Data provided =
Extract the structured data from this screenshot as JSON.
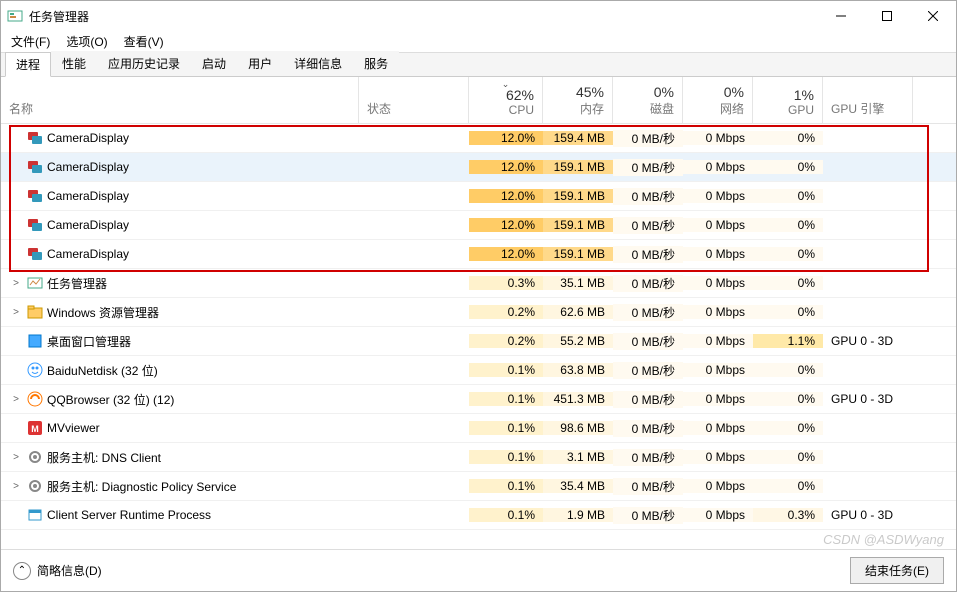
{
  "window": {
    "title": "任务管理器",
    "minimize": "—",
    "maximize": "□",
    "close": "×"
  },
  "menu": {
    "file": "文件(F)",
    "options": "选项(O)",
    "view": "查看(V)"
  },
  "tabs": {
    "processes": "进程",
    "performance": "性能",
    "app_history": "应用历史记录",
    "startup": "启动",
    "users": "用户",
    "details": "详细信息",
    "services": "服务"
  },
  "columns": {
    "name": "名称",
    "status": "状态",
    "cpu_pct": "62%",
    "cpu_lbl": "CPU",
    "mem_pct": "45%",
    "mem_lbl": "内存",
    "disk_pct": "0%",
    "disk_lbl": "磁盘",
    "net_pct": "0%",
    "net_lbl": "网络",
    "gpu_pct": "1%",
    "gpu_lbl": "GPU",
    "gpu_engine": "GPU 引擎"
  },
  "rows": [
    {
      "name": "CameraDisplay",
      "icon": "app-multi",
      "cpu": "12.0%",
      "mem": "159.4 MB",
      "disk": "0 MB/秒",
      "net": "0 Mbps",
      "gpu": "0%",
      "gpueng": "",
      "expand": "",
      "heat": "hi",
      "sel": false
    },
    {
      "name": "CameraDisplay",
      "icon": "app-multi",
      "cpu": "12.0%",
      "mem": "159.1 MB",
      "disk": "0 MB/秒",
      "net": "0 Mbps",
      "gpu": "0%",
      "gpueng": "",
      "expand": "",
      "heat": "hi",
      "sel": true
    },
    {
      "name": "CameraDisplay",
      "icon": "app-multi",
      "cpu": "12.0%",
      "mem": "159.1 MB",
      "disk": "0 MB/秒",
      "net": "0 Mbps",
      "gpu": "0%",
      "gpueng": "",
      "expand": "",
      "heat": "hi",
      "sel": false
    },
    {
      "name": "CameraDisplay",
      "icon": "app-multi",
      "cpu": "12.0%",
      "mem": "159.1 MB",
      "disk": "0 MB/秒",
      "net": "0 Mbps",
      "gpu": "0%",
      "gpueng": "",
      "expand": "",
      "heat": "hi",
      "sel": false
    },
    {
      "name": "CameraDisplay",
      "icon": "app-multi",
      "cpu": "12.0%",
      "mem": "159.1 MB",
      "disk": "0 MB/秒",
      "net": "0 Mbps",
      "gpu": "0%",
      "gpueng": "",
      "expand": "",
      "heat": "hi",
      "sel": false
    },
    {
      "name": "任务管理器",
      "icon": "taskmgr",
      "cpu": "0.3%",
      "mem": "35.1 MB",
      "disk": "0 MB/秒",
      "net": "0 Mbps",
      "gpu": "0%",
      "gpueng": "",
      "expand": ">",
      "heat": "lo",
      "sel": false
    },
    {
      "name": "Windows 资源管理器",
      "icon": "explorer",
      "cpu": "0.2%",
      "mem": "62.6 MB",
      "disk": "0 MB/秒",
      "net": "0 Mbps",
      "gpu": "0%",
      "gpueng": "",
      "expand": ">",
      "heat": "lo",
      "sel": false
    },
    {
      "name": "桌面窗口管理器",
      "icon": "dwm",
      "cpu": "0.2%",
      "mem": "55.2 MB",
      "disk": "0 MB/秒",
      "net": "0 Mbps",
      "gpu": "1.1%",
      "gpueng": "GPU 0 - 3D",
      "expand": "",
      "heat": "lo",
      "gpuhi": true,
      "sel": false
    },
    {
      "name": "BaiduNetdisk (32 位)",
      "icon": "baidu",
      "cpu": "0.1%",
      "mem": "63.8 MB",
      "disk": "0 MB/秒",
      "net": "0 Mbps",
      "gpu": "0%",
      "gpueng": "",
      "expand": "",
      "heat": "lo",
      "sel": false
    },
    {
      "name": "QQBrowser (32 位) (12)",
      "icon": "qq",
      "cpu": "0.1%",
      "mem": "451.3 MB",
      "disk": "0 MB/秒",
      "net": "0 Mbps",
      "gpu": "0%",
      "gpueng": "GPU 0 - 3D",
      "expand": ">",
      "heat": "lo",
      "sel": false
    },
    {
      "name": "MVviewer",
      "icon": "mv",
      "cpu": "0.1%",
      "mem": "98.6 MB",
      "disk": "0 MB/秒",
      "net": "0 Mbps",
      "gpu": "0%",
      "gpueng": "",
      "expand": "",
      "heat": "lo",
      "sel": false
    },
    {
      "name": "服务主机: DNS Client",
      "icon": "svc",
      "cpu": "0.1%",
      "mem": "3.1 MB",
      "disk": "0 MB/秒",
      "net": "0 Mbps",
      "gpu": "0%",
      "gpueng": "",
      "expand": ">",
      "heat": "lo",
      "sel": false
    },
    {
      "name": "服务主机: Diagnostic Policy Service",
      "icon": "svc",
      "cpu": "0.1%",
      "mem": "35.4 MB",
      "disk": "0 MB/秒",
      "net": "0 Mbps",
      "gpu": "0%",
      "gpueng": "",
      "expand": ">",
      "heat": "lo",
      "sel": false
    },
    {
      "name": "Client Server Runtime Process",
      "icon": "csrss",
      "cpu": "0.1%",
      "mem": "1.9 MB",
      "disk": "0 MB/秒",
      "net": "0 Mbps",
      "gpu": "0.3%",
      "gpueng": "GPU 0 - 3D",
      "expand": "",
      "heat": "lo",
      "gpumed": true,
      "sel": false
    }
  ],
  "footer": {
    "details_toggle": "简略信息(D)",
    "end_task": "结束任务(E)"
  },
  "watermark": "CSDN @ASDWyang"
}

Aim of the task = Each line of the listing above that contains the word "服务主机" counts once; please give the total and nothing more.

Solution to the exercise = 2